> Assigned task
Drop the pictures and repeat the remaining data exactly.

---

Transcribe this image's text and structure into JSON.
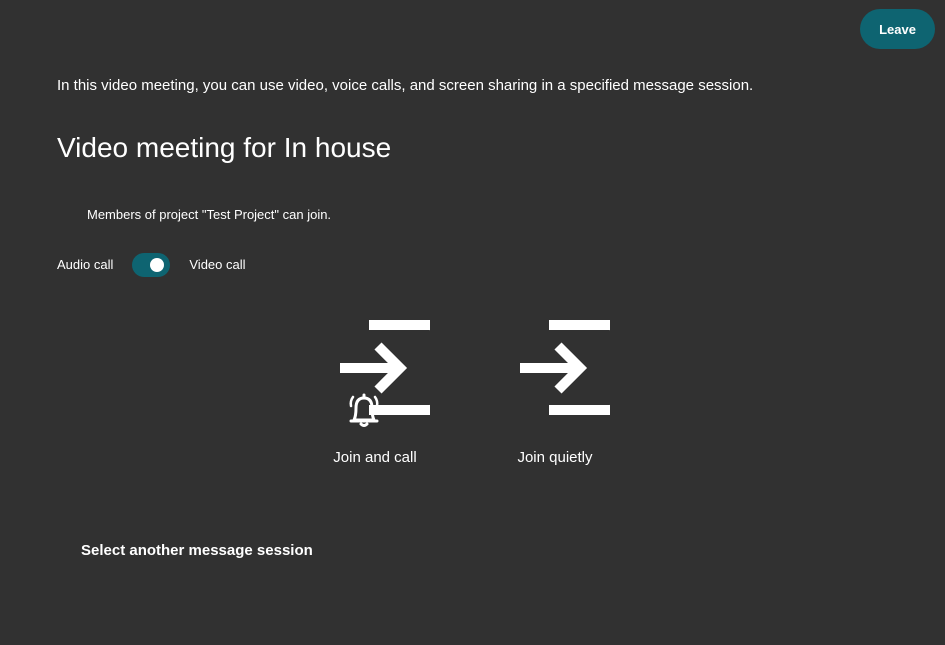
{
  "header": {
    "leave_label": "Leave"
  },
  "main": {
    "description": "In this video meeting, you can use video, voice calls, and screen sharing in a specified message session.",
    "title": "Video meeting for In house",
    "members_note": "Members of project \"Test Project\" can join.",
    "call_mode": {
      "left_label": "Audio call",
      "right_label": "Video call",
      "selected": "Video call"
    },
    "join_options": [
      {
        "label": "Join and call",
        "icon": "enter-with-bell-icon"
      },
      {
        "label": "Join quietly",
        "icon": "enter-icon"
      }
    ],
    "another_session_label": "Select another message session"
  },
  "colors": {
    "background": "#313131",
    "accent": "#0e6471",
    "text": "#ffffff"
  }
}
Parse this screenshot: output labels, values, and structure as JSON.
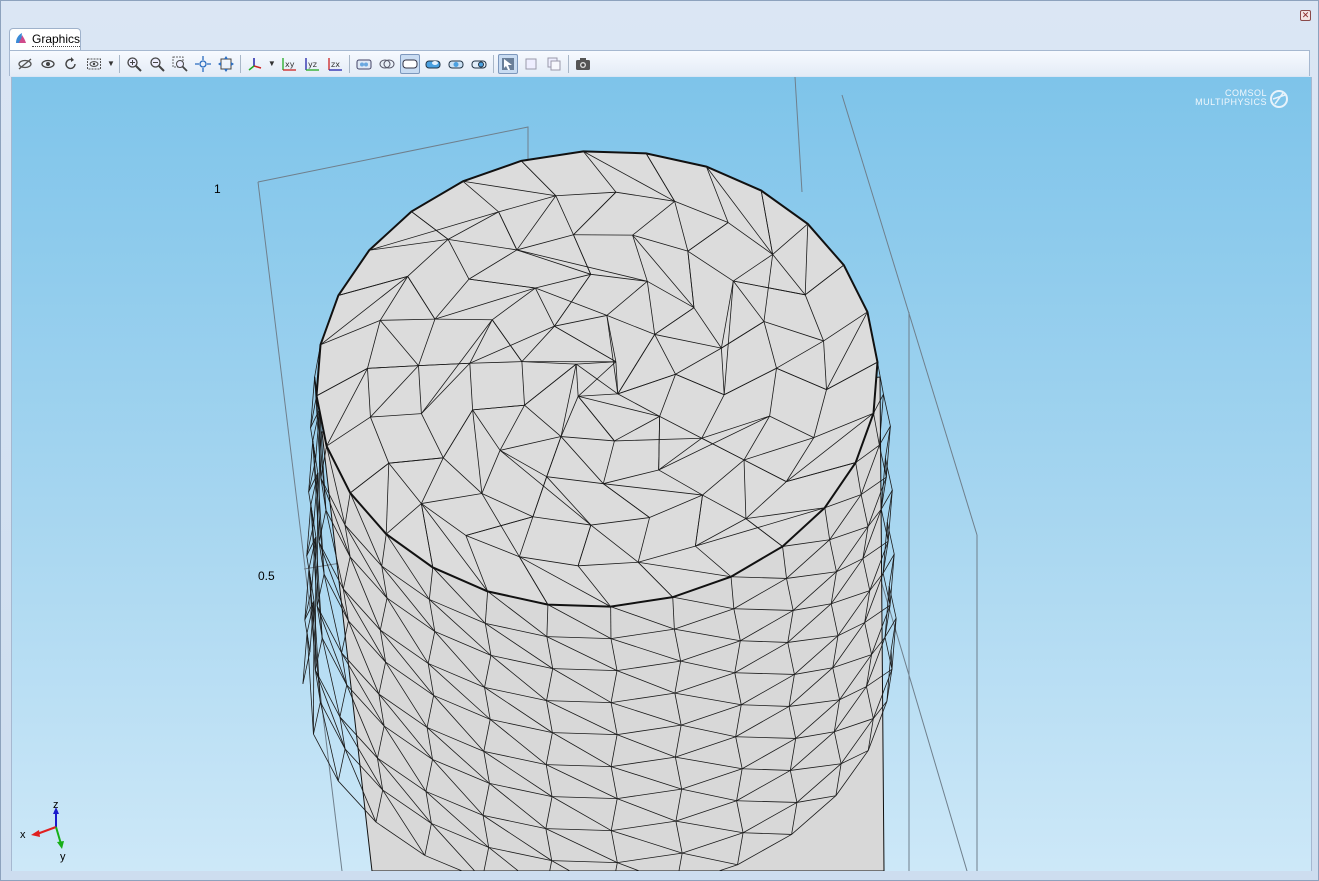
{
  "window": {
    "close_glyph": "✕"
  },
  "tab": {
    "label": "Graphics",
    "icon": "graphics-window-icon"
  },
  "toolbar": {
    "groups": [
      [
        "hide-icon",
        "show-icon",
        "reset-hiding-icon",
        "view-selection-icon"
      ],
      [
        "zoom-in-icon",
        "zoom-out-icon",
        "zoom-box-icon",
        "zoom-selected-icon",
        "zoom-extents-icon"
      ],
      [
        "orthographic-axis-icon",
        "xy-plane-icon",
        "yz-plane-icon",
        "zx-plane-icon"
      ],
      [
        "scene-light-icon",
        "transparency-icon",
        "wireframe-icon",
        "render-1-icon",
        "render-2-icon",
        "render-3-icon"
      ],
      [
        "select-boxes-icon",
        "select-objects-icon",
        "select-domains-icon"
      ],
      [
        "image-snapshot-icon"
      ]
    ],
    "plane_labels": {
      "xy": "xy",
      "yz": "yz",
      "zx": "zx"
    }
  },
  "axes": {
    "tick_1": "1",
    "tick_05": "0.5"
  },
  "triad": {
    "z": "z",
    "x": "x",
    "y": "y"
  },
  "logo": {
    "line1": "COMSOL",
    "line2": "MULTIPHYSICS"
  },
  "colors": {
    "viewport_top": "#7ec4ea",
    "viewport_bottom": "#cde8f8",
    "mesh_fill": "#dcdcdc"
  }
}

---

> Expected output
Transcribe this image's text and structure into JSON.
{
  "header": {
    "leave_label": "Leave"
  },
  "main": {
    "description": "In this video meeting, you can use video, voice calls, and screen sharing in a specified message session.",
    "title": "Video meeting for In house",
    "members_note": "Members of project \"Test Project\" can join.",
    "call_mode": {
      "left_label": "Audio call",
      "right_label": "Video call",
      "selected": "Video call"
    },
    "join_options": [
      {
        "label": "Join and call",
        "icon": "enter-with-bell-icon"
      },
      {
        "label": "Join quietly",
        "icon": "enter-icon"
      }
    ],
    "another_session_label": "Select another message session"
  },
  "colors": {
    "background": "#313131",
    "accent": "#0e6471",
    "text": "#ffffff"
  }
}
Parse this screenshot: output labels, values, and structure as JSON.
{
  "window": {
    "close_glyph": "✕"
  },
  "tab": {
    "label": "Graphics",
    "icon": "graphics-window-icon"
  },
  "toolbar": {
    "groups": [
      [
        "hide-icon",
        "show-icon",
        "reset-hiding-icon",
        "view-selection-icon"
      ],
      [
        "zoom-in-icon",
        "zoom-out-icon",
        "zoom-box-icon",
        "zoom-selected-icon",
        "zoom-extents-icon"
      ],
      [
        "orthographic-axis-icon",
        "xy-plane-icon",
        "yz-plane-icon",
        "zx-plane-icon"
      ],
      [
        "scene-light-icon",
        "transparency-icon",
        "wireframe-icon",
        "render-1-icon",
        "render-2-icon",
        "render-3-icon"
      ],
      [
        "select-boxes-icon",
        "select-objects-icon",
        "select-domains-icon"
      ],
      [
        "image-snapshot-icon"
      ]
    ],
    "plane_labels": {
      "xy": "xy",
      "yz": "yz",
      "zx": "zx"
    }
  },
  "axes": {
    "tick_1": "1",
    "tick_05": "0.5"
  },
  "triad": {
    "z": "z",
    "x": "x",
    "y": "y"
  },
  "logo": {
    "line1": "COMSOL",
    "line2": "MULTIPHYSICS"
  },
  "colors": {
    "viewport_top": "#7ec4ea",
    "viewport_bottom": "#cde8f8",
    "mesh_fill": "#dcdcdc"
  }
}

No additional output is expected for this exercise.